In previous multilateral trade rounds, the U.S. took the lead and was an active deal maker. Without its strong involvement, none of the eight previous rounds of trade negotiations would have been concluded successfully. The U.S. co-initiated the Doha Round shortly after the terror attacks of 9/11, and passed legislation granting fast-track negotiating authority to the American president. Washington assumed its responsibility, and aggressively pushed forward the negotiating process. Today, the situation has changed: The White House's special negotiating authority has now elapsed, and the U.S. seems to have other priorities.Everything that Mr. Gerber says is true, but he fails to consider - at least publicly - that maybe the Obama administration's trade inaction, particularly in the Doha Round, has little to do with an intense focus on America's "significant domestic issues" and much to do with a basic political decision to avoid upsetting its anti-trade base (and a majority of House Democrats) by pursuing an "aggressive" international trade agenda. If the latter's correct, then no amount of history and logic is going to compel President Obama to act.

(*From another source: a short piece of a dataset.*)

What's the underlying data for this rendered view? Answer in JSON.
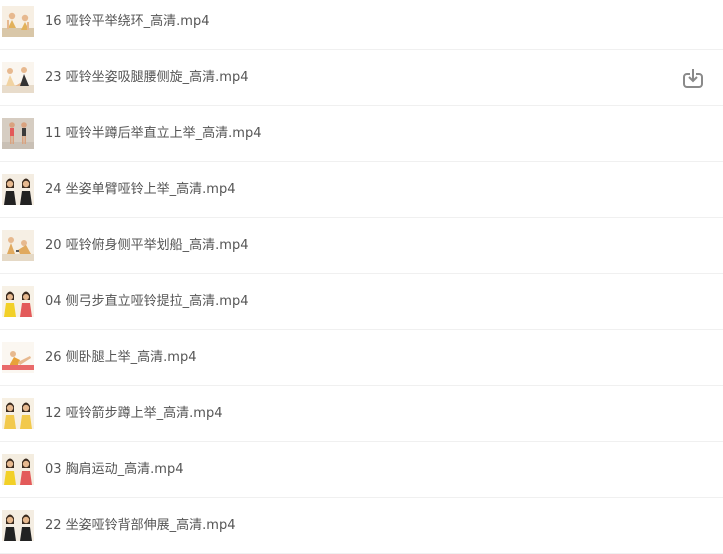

The world knows that the U.S. faces significant domestic issues—its budget deficit, foreign and domestic debt, its real estate crisis, its health and tax reforms. Nonetheless, if the U.S. wants to retain its status as the world's most important economic power, it must put trade back at the top of its agenda.
Some time ago, the Obama Administration announced that it would forge a new foreign trade strategy. But its trading partners are still waiting. We speculate on what such a policy would look like. We hope it would stress the unequivocal commitment to the multilateral, rules-based system of the WTO; that it would show U.S. willingness to enter the endgame of the Doha talks; and that it would fully assume American leadership on such crucial debates as industrial goods, agriculture, intellectual property rights, and trade facilitation. Without such a commitment, the multitude of ministerial declarations risk remaining hollow. Many countries, in all parts of the world, are waiting for a clear signal from President Obama in favor of trade liberalization. Concluding the Doha talks would benefit everyone....

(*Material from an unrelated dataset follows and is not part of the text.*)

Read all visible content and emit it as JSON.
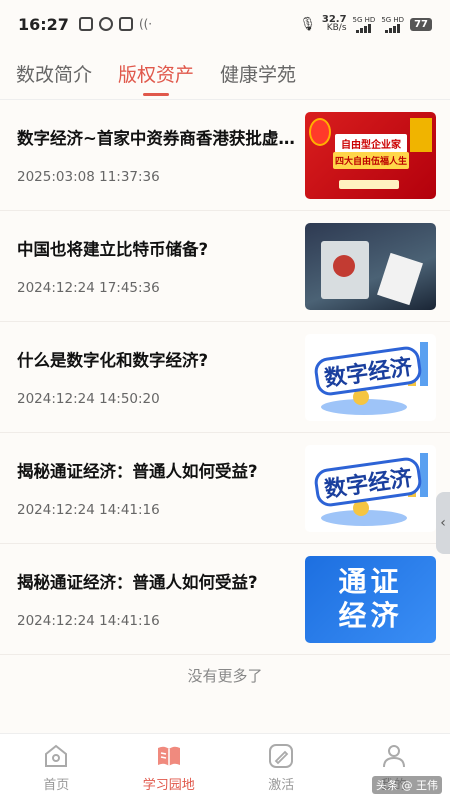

Without American leadership, a conclusion of the Doha talks is not feasible. The world needs the U.S.'s active participation, and it needs it now. The first test will come in March, when trade negotiators are due to take stock of their progress since the 7th WTO Ministerial Conference in Geneva last December. This important step is a prerequisite for a successful conclusion of the Doha talks by the end of this year.
Then again, maybe Mr. Gerber's Swiss diplomacy simply prevents him from being so explicit. I sure hope that's the case, and that he and the rest of the world are trying to use international political pressure - and good ol' fashioned public shaming - to prod the White House into moving on trade. I doubt that such a passive approach will be sufficient to counter the labor unions' (and congressional Democrats') Kung-fu deathgrip on US policy, and think that a more aggressive, competitive approach is necessary (see, e.g., the EU-Korea FTA). But regardless, the passive route is certainly better than the alternative that Gerber lays out in his op-ed: the world naively and quietly waiting and wishing for a US trade policy renaissance that might never come.
(At least until 2012.)